▶ REQUIREMENT: Word for word, set down the records and skip each picture.

▶ DATA FOR THIS EXERCISE:
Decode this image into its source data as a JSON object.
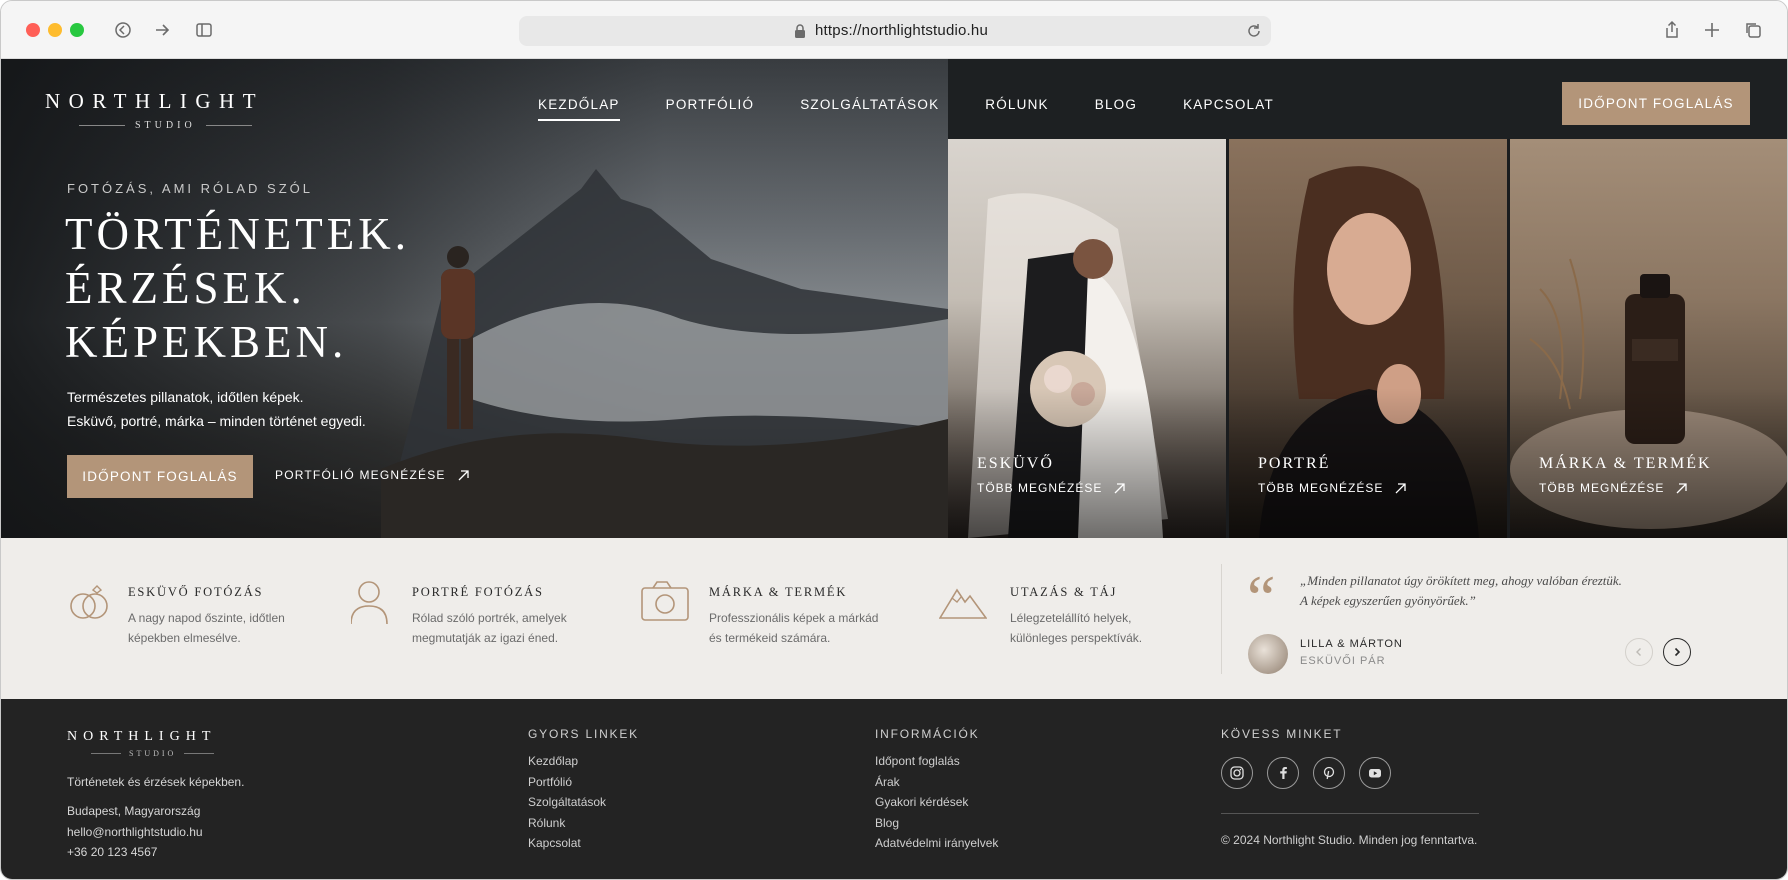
{
  "browser": {
    "url": "https://northlightstudio.hu"
  },
  "brand": {
    "name": "NORTHLIGHT",
    "sub": "STUDIO",
    "accent": "#b39579"
  },
  "nav": {
    "items": [
      "KEZDŐLAP",
      "PORTFÓLIÓ",
      "SZOLGÁLTATÁSOK",
      "RÓLUNK",
      "BLOG",
      "KAPCSOLAT"
    ],
    "active": "KEZDŐLAP",
    "cta": "IDŐPONT FOGLALÁS"
  },
  "hero": {
    "eyebrow": "FOTÓZÁS, AMI RÓLAD SZÓL",
    "headline": [
      "TÖRTÉNETEK.",
      "ÉRZÉSEK.",
      "KÉPEKBEN."
    ],
    "sub": [
      "Természetes pillanatok, időtlen képek.",
      "Esküvő, portré, márka – minden történet egyedi."
    ],
    "cta": "IDŐPONT FOGLALÁS",
    "link": "PORTFÓLIÓ MEGNÉZÉSE"
  },
  "panels": [
    {
      "title": "ESKÜVŐ",
      "link": "TÖBB MEGNÉZÉSE"
    },
    {
      "title": "PORTRÉ",
      "link": "TÖBB MEGNÉZÉSE"
    },
    {
      "title": "MÁRKA & TERMÉK",
      "link": "TÖBB MEGNÉZÉSE"
    }
  ],
  "services": [
    {
      "icon": "rings-icon",
      "title": "ESKÜVŐ FOTÓZÁS",
      "text": [
        "A nagy napod őszinte, időtlen",
        "képekben elmesélve."
      ]
    },
    {
      "icon": "person-icon",
      "title": "PORTRÉ FOTÓZÁS",
      "text": [
        "Rólad szóló portrék, amelyek",
        "megmutatják az igazi éned."
      ]
    },
    {
      "icon": "camera-icon",
      "title": "MÁRKA & TERMÉK",
      "text": [
        "Professzionális képek a márkád",
        "és termékeid számára."
      ]
    },
    {
      "icon": "mountain-icon",
      "title": "UTAZÁS & TÁJ",
      "text": [
        "Lélegzetelállító helyek,",
        "különleges perspektívák."
      ]
    }
  ],
  "testimonial": {
    "quote": [
      "„Minden pillanatot úgy örökített meg, ahogy valóban éreztük.",
      "A képek egyszerűen gyönyörűek.”"
    ],
    "author": "LILLA & MÁRTON",
    "role": "ESKÜVŐI PÁR"
  },
  "footer": {
    "tagline": "Történetek és érzések képekben.",
    "contact": [
      "Budapest, Magyarország",
      "hello@northlightstudio.hu",
      "+36 20 123 4567"
    ],
    "quick_links": {
      "title": "GYORS LINKEK",
      "items": [
        "Kezdőlap",
        "Portfólió",
        "Szolgáltatások",
        "Rólunk",
        "Kapcsolat"
      ]
    },
    "info": {
      "title": "INFORMÁCIÓK",
      "items": [
        "Időpont foglalás",
        "Árak",
        "Gyakori kérdések",
        "Blog",
        "Adatvédelmi irányelvek"
      ]
    },
    "follow": {
      "title": "KÖVESS MINKET",
      "icons": [
        "instagram-icon",
        "facebook-icon",
        "pinterest-icon",
        "youtube-icon"
      ]
    },
    "copyright": "© 2024 Northlight Studio. Minden jog fenntartva."
  }
}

▶ WRITTEN REPLY:
Decode this image into its source data as a JSON object.
{
  "browser": {
    "url": "https://northlightstudio.hu"
  },
  "brand": {
    "name": "NORTHLIGHT",
    "sub": "STUDIO",
    "accent": "#b39579"
  },
  "nav": {
    "items": [
      "KEZDŐLAP",
      "PORTFÓLIÓ",
      "SZOLGÁLTATÁSOK",
      "RÓLUNK",
      "BLOG",
      "KAPCSOLAT"
    ],
    "active": "KEZDŐLAP",
    "cta": "IDŐPONT FOGLALÁS"
  },
  "hero": {
    "eyebrow": "FOTÓZÁS, AMI RÓLAD SZÓL",
    "headline": [
      "TÖRTÉNETEK.",
      "ÉRZÉSEK.",
      "KÉPEKBEN."
    ],
    "sub": [
      "Természetes pillanatok, időtlen képek.",
      "Esküvő, portré, márka – minden történet egyedi."
    ],
    "cta": "IDŐPONT FOGLALÁS",
    "link": "PORTFÓLIÓ MEGNÉZÉSE"
  },
  "panels": [
    {
      "title": "ESKÜVŐ",
      "link": "TÖBB MEGNÉZÉSE"
    },
    {
      "title": "PORTRÉ",
      "link": "TÖBB MEGNÉZÉSE"
    },
    {
      "title": "MÁRKA & TERMÉK",
      "link": "TÖBB MEGNÉZÉSE"
    }
  ],
  "services": [
    {
      "icon": "rings-icon",
      "title": "ESKÜVŐ FOTÓZÁS",
      "text": [
        "A nagy napod őszinte, időtlen",
        "képekben elmesélve."
      ]
    },
    {
      "icon": "person-icon",
      "title": "PORTRÉ FOTÓZÁS",
      "text": [
        "Rólad szóló portrék, amelyek",
        "megmutatják az igazi éned."
      ]
    },
    {
      "icon": "camera-icon",
      "title": "MÁRKA & TERMÉK",
      "text": [
        "Professzionális képek a márkád",
        "és termékeid számára."
      ]
    },
    {
      "icon": "mountain-icon",
      "title": "UTAZÁS & TÁJ",
      "text": [
        "Lélegzetelállító helyek,",
        "különleges perspektívák."
      ]
    }
  ],
  "testimonial": {
    "quote": [
      "„Minden pillanatot úgy örökített meg, ahogy valóban éreztük.",
      "A képek egyszerűen gyönyörűek.”"
    ],
    "author": "LILLA & MÁRTON",
    "role": "ESKÜVŐI PÁR"
  },
  "footer": {
    "tagline": "Történetek és érzések képekben.",
    "contact": [
      "Budapest, Magyarország",
      "hello@northlightstudio.hu",
      "+36 20 123 4567"
    ],
    "quick_links": {
      "title": "GYORS LINKEK",
      "items": [
        "Kezdőlap",
        "Portfólió",
        "Szolgáltatások",
        "Rólunk",
        "Kapcsolat"
      ]
    },
    "info": {
      "title": "INFORMÁCIÓK",
      "items": [
        "Időpont foglalás",
        "Árak",
        "Gyakori kérdések",
        "Blog",
        "Adatvédelmi irányelvek"
      ]
    },
    "follow": {
      "title": "KÖVESS MINKET",
      "icons": [
        "instagram-icon",
        "facebook-icon",
        "pinterest-icon",
        "youtube-icon"
      ]
    },
    "copyright": "© 2024 Northlight Studio. Minden jog fenntartva."
  }
}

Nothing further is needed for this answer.